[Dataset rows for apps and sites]
[Start of section]

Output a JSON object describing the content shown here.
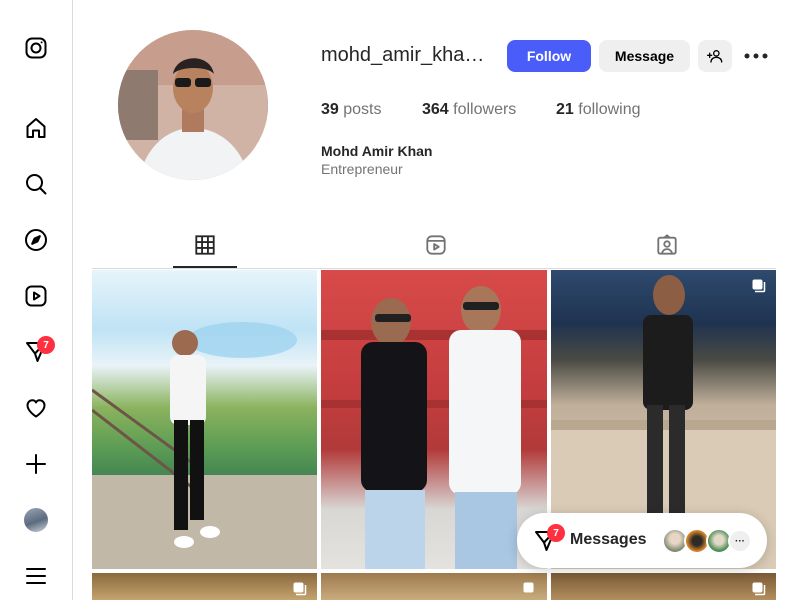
{
  "sidebar": {
    "items": [
      {
        "name": "instagram-logo-icon"
      },
      {
        "name": "home-icon"
      },
      {
        "name": "search-icon"
      },
      {
        "name": "explore-icon"
      },
      {
        "name": "reels-icon"
      },
      {
        "name": "messages-icon",
        "badge": "7"
      },
      {
        "name": "notifications-heart-icon"
      },
      {
        "name": "create-plus-icon"
      },
      {
        "name": "profile-avatar"
      },
      {
        "name": "more-menu-icon"
      }
    ]
  },
  "profile": {
    "username": "mohd_amir_khan...",
    "follow_label": "Follow",
    "message_label": "Message",
    "stats": {
      "posts_count": "39",
      "posts_label": "posts",
      "followers_count": "364",
      "followers_label": "followers",
      "following_count": "21",
      "following_label": "following"
    },
    "full_name": "Mohd Amir Khan",
    "bio": "Entrepreneur"
  },
  "tabs": [
    {
      "name": "posts-grid-icon",
      "active": true
    },
    {
      "name": "reels-tab-icon",
      "active": false
    },
    {
      "name": "tagged-icon",
      "active": false
    }
  ],
  "messages_widget": {
    "label": "Messages",
    "badge": "7",
    "more": "···"
  },
  "colors": {
    "accent": "#4a5df9",
    "badge": "#ff3040",
    "border": "#dbdbdb",
    "secondary_text": "#737373"
  }
}
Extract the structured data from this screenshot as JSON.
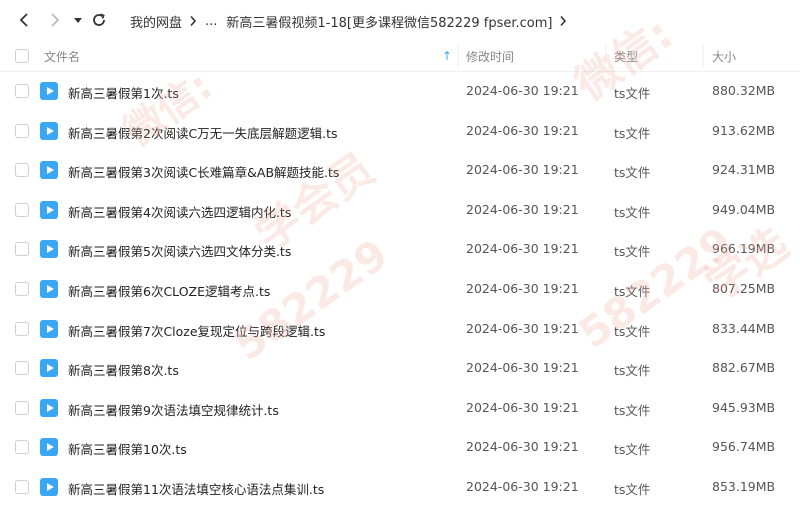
{
  "breadcrumb": {
    "root": "我的网盘",
    "ellipsis": "...",
    "current": "新高三暑假视频1-18[更多课程微信582229 fpser.com]"
  },
  "columns": {
    "name": "文件名",
    "modified": "修改时间",
    "type": "类型",
    "size": "大小",
    "sort_indicator": "↑"
  },
  "files": [
    {
      "name": "新高三暑假第1次.ts",
      "modified": "2024-06-30 19:21",
      "type": "ts文件",
      "size": "880.32MB"
    },
    {
      "name": "新高三暑假第2次阅读C万无一失底层解题逻辑.ts",
      "modified": "2024-06-30 19:21",
      "type": "ts文件",
      "size": "913.62MB"
    },
    {
      "name": "新高三暑假第3次阅读C长难篇章&AB解题技能.ts",
      "modified": "2024-06-30 19:21",
      "type": "ts文件",
      "size": "924.31MB"
    },
    {
      "name": "新高三暑假第4次阅读六选四逻辑内化.ts",
      "modified": "2024-06-30 19:21",
      "type": "ts文件",
      "size": "949.04MB"
    },
    {
      "name": "新高三暑假第5次阅读六选四文体分类.ts",
      "modified": "2024-06-30 19:21",
      "type": "ts文件",
      "size": "966.19MB"
    },
    {
      "name": "新高三暑假第6次CLOZE逻辑考点.ts",
      "modified": "2024-06-30 19:21",
      "type": "ts文件",
      "size": "807.25MB"
    },
    {
      "name": "新高三暑假第7次Cloze复现定位与跨段逻辑.ts",
      "modified": "2024-06-30 19:21",
      "type": "ts文件",
      "size": "833.44MB"
    },
    {
      "name": "新高三暑假第8次.ts",
      "modified": "2024-06-30 19:21",
      "type": "ts文件",
      "size": "882.67MB"
    },
    {
      "name": "新高三暑假第9次语法填空规律统计.ts",
      "modified": "2024-06-30 19:21",
      "type": "ts文件",
      "size": "945.93MB"
    },
    {
      "name": "新高三暑假第10次.ts",
      "modified": "2024-06-30 19:21",
      "type": "ts文件",
      "size": "956.74MB"
    },
    {
      "name": "新高三暑假第11次语法填空核心语法点集训.ts",
      "modified": "2024-06-30 19:21",
      "type": "ts文件",
      "size": "853.19MB"
    }
  ],
  "watermarks": [
    "微信:",
    "582229",
    "学会员",
    "微信:",
    "582229",
    "学选"
  ],
  "colors": {
    "accent": "#3aa7f5",
    "watermark": "#eeafa0"
  },
  "icons": {
    "back": "chevron-left-icon",
    "forward": "chevron-right-icon",
    "dropdown": "caret-down-icon",
    "refresh": "refresh-icon",
    "file": "video-file-icon"
  }
}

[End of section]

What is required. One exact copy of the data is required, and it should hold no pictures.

Written reply.
Output a JSON object describing the content shown here.
{
  "sidebar": {
    "items": [
      {
        "name": "instagram-logo-icon"
      },
      {
        "name": "home-icon"
      },
      {
        "name": "search-icon"
      },
      {
        "name": "explore-icon"
      },
      {
        "name": "reels-icon"
      },
      {
        "name": "messages-icon",
        "badge": "7"
      },
      {
        "name": "notifications-heart-icon"
      },
      {
        "name": "create-plus-icon"
      },
      {
        "name": "profile-avatar"
      },
      {
        "name": "more-menu-icon"
      }
    ]
  },
  "profile": {
    "username": "mohd_amir_khan...",
    "follow_label": "Follow",
    "message_label": "Message",
    "stats": {
      "posts_count": "39",
      "posts_label": "posts",
      "followers_count": "364",
      "followers_label": "followers",
      "following_count": "21",
      "following_label": "following"
    },
    "full_name": "Mohd Amir Khan",
    "bio": "Entrepreneur"
  },
  "tabs": [
    {
      "name": "posts-grid-icon",
      "active": true
    },
    {
      "name": "reels-tab-icon",
      "active": false
    },
    {
      "name": "tagged-icon",
      "active": false
    }
  ],
  "messages_widget": {
    "label": "Messages",
    "badge": "7",
    "more": "···"
  },
  "colors": {
    "accent": "#4a5df9",
    "badge": "#ff3040",
    "border": "#dbdbdb",
    "secondary_text": "#737373"
  }
}
Extract the structured data from this screenshot as JSON.
{
  "breadcrumb": {
    "root": "我的网盘",
    "ellipsis": "...",
    "current": "新高三暑假视频1-18[更多课程微信582229 fpser.com]"
  },
  "columns": {
    "name": "文件名",
    "modified": "修改时间",
    "type": "类型",
    "size": "大小",
    "sort_indicator": "↑"
  },
  "files": [
    {
      "name": "新高三暑假第1次.ts",
      "modified": "2024-06-30 19:21",
      "type": "ts文件",
      "size": "880.32MB"
    },
    {
      "name": "新高三暑假第2次阅读C万无一失底层解题逻辑.ts",
      "modified": "2024-06-30 19:21",
      "type": "ts文件",
      "size": "913.62MB"
    },
    {
      "name": "新高三暑假第3次阅读C长难篇章&AB解题技能.ts",
      "modified": "2024-06-30 19:21",
      "type": "ts文件",
      "size": "924.31MB"
    },
    {
      "name": "新高三暑假第4次阅读六选四逻辑内化.ts",
      "modified": "2024-06-30 19:21",
      "type": "ts文件",
      "size": "949.04MB"
    },
    {
      "name": "新高三暑假第5次阅读六选四文体分类.ts",
      "modified": "2024-06-30 19:21",
      "type": "ts文件",
      "size": "966.19MB"
    },
    {
      "name": "新高三暑假第6次CLOZE逻辑考点.ts",
      "modified": "2024-06-30 19:21",
      "type": "ts文件",
      "size": "807.25MB"
    },
    {
      "name": "新高三暑假第7次Cloze复现定位与跨段逻辑.ts",
      "modified": "2024-06-30 19:21",
      "type": "ts文件",
      "size": "833.44MB"
    },
    {
      "name": "新高三暑假第8次.ts",
      "modified": "2024-06-30 19:21",
      "type": "ts文件",
      "size": "882.67MB"
    },
    {
      "name": "新高三暑假第9次语法填空规律统计.ts",
      "modified": "2024-06-30 19:21",
      "type": "ts文件",
      "size": "945.93MB"
    },
    {
      "name": "新高三暑假第10次.ts",
      "modified": "2024-06-30 19:21",
      "type": "ts文件",
      "size": "956.74MB"
    },
    {
      "name": "新高三暑假第11次语法填空核心语法点集训.ts",
      "modified": "2024-06-30 19:21",
      "type": "ts文件",
      "size": "853.19MB"
    }
  ],
  "watermarks": [
    "微信:",
    "582229",
    "学会员",
    "微信:",
    "582229",
    "学选"
  ],
  "colors": {
    "accent": "#3aa7f5",
    "watermark": "#eeafa0"
  },
  "icons": {
    "back": "chevron-left-icon",
    "forward": "chevron-right-icon",
    "dropdown": "caret-down-icon",
    "refresh": "refresh-icon",
    "file": "video-file-icon"
  }
}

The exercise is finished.